#### [Record set]
⟨

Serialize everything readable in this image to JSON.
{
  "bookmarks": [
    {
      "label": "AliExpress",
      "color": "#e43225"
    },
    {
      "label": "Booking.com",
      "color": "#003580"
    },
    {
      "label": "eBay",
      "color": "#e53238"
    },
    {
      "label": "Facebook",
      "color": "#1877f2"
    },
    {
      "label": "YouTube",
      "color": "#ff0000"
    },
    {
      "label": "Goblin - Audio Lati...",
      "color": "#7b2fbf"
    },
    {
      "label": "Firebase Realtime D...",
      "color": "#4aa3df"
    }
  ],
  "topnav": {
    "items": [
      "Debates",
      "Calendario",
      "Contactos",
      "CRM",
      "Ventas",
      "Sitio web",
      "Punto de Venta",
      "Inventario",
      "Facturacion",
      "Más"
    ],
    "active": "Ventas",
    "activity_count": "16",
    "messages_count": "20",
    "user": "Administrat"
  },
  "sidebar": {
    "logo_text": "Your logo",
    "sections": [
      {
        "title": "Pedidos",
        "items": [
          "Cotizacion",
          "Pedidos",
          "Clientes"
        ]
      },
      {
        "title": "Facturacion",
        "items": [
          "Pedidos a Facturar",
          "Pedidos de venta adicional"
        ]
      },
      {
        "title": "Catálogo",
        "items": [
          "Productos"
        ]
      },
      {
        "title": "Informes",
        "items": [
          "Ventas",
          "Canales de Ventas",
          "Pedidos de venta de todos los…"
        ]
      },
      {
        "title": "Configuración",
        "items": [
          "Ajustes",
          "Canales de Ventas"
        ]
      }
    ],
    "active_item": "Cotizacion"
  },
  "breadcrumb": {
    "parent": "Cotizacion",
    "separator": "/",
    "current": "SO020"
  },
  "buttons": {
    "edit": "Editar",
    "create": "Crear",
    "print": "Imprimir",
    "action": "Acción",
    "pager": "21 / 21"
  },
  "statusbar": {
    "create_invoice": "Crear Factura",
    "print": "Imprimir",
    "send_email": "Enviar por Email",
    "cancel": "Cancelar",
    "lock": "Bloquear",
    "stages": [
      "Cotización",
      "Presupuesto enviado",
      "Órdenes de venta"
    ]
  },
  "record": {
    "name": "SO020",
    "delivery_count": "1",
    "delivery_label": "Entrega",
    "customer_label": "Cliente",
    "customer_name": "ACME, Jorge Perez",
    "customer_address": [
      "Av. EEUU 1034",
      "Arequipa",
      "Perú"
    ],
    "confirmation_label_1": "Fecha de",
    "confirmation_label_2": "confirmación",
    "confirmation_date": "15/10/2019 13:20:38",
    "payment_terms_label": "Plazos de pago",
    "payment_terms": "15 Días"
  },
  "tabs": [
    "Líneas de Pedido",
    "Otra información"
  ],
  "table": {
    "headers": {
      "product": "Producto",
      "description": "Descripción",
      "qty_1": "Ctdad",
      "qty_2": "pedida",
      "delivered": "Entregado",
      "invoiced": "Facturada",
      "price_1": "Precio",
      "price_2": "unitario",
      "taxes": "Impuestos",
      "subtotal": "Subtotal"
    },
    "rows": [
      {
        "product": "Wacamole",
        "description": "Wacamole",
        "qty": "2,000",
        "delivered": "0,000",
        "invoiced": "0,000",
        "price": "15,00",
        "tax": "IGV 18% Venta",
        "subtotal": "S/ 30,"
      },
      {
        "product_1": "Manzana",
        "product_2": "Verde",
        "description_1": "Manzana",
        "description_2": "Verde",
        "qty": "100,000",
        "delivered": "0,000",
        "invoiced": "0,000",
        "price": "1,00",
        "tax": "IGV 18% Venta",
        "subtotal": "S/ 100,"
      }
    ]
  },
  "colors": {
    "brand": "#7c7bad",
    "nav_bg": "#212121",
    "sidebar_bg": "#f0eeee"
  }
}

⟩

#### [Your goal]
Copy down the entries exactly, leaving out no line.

#### [Exercise answer]
Serialize everything readable in this image to JSON.
{
  "bookmarks": [
    {
      "label": "AliExpress",
      "color": "#e43225"
    },
    {
      "label": "Booking.com",
      "color": "#003580"
    },
    {
      "label": "eBay",
      "color": "#e53238"
    },
    {
      "label": "Facebook",
      "color": "#1877f2"
    },
    {
      "label": "YouTube",
      "color": "#ff0000"
    },
    {
      "label": "Goblin - Audio Lati...",
      "color": "#7b2fbf"
    },
    {
      "label": "Firebase Realtime D...",
      "color": "#4aa3df"
    }
  ],
  "topnav": {
    "items": [
      "Debates",
      "Calendario",
      "Contactos",
      "CRM",
      "Ventas",
      "Sitio web",
      "Punto de Venta",
      "Inventario",
      "Facturacion",
      "Más"
    ],
    "active": "Ventas",
    "activity_count": "16",
    "messages_count": "20",
    "user": "Administrat"
  },
  "sidebar": {
    "logo_text": "Your logo",
    "sections": [
      {
        "title": "Pedidos",
        "items": [
          "Cotizacion",
          "Pedidos",
          "Clientes"
        ]
      },
      {
        "title": "Facturacion",
        "items": [
          "Pedidos a Facturar",
          "Pedidos de venta adicional"
        ]
      },
      {
        "title": "Catálogo",
        "items": [
          "Productos"
        ]
      },
      {
        "title": "Informes",
        "items": [
          "Ventas",
          "Canales de Ventas",
          "Pedidos de venta de todos los…"
        ]
      },
      {
        "title": "Configuración",
        "items": [
          "Ajustes",
          "Canales de Ventas"
        ]
      }
    ],
    "active_item": "Cotizacion"
  },
  "breadcrumb": {
    "parent": "Cotizacion",
    "separator": "/",
    "current": "SO020"
  },
  "buttons": {
    "edit": "Editar",
    "create": "Crear",
    "print": "Imprimir",
    "action": "Acción",
    "pager": "21 / 21"
  },
  "statusbar": {
    "create_invoice": "Crear Factura",
    "print": "Imprimir",
    "send_email": "Enviar por Email",
    "cancel": "Cancelar",
    "lock": "Bloquear",
    "stages": [
      "Cotización",
      "Presupuesto enviado",
      "Órdenes de venta"
    ]
  },
  "record": {
    "name": "SO020",
    "delivery_count": "1",
    "delivery_label": "Entrega",
    "customer_label": "Cliente",
    "customer_name": "ACME, Jorge Perez",
    "customer_address": [
      "Av. EEUU 1034",
      "Arequipa",
      "Perú"
    ],
    "confirmation_label_1": "Fecha de",
    "confirmation_label_2": "confirmación",
    "confirmation_date": "15/10/2019 13:20:38",
    "payment_terms_label": "Plazos de pago",
    "payment_terms": "15 Días"
  },
  "tabs": [
    "Líneas de Pedido",
    "Otra información"
  ],
  "table": {
    "headers": {
      "product": "Producto",
      "description": "Descripción",
      "qty_1": "Ctdad",
      "qty_2": "pedida",
      "delivered": "Entregado",
      "invoiced": "Facturada",
      "price_1": "Precio",
      "price_2": "unitario",
      "taxes": "Impuestos",
      "subtotal": "Subtotal"
    },
    "rows": [
      {
        "product": "Wacamole",
        "description": "Wacamole",
        "qty": "2,000",
        "delivered": "0,000",
        "invoiced": "0,000",
        "price": "15,00",
        "tax": "IGV 18% Venta",
        "subtotal": "S/ 30,"
      },
      {
        "product_1": "Manzana",
        "product_2": "Verde",
        "description_1": "Manzana",
        "description_2": "Verde",
        "qty": "100,000",
        "delivered": "0,000",
        "invoiced": "0,000",
        "price": "1,00",
        "tax": "IGV 18% Venta",
        "subtotal": "S/ 100,"
      }
    ]
  },
  "colors": {
    "brand": "#7c7bad",
    "nav_bg": "#212121",
    "sidebar_bg": "#f0eeee"
  }
}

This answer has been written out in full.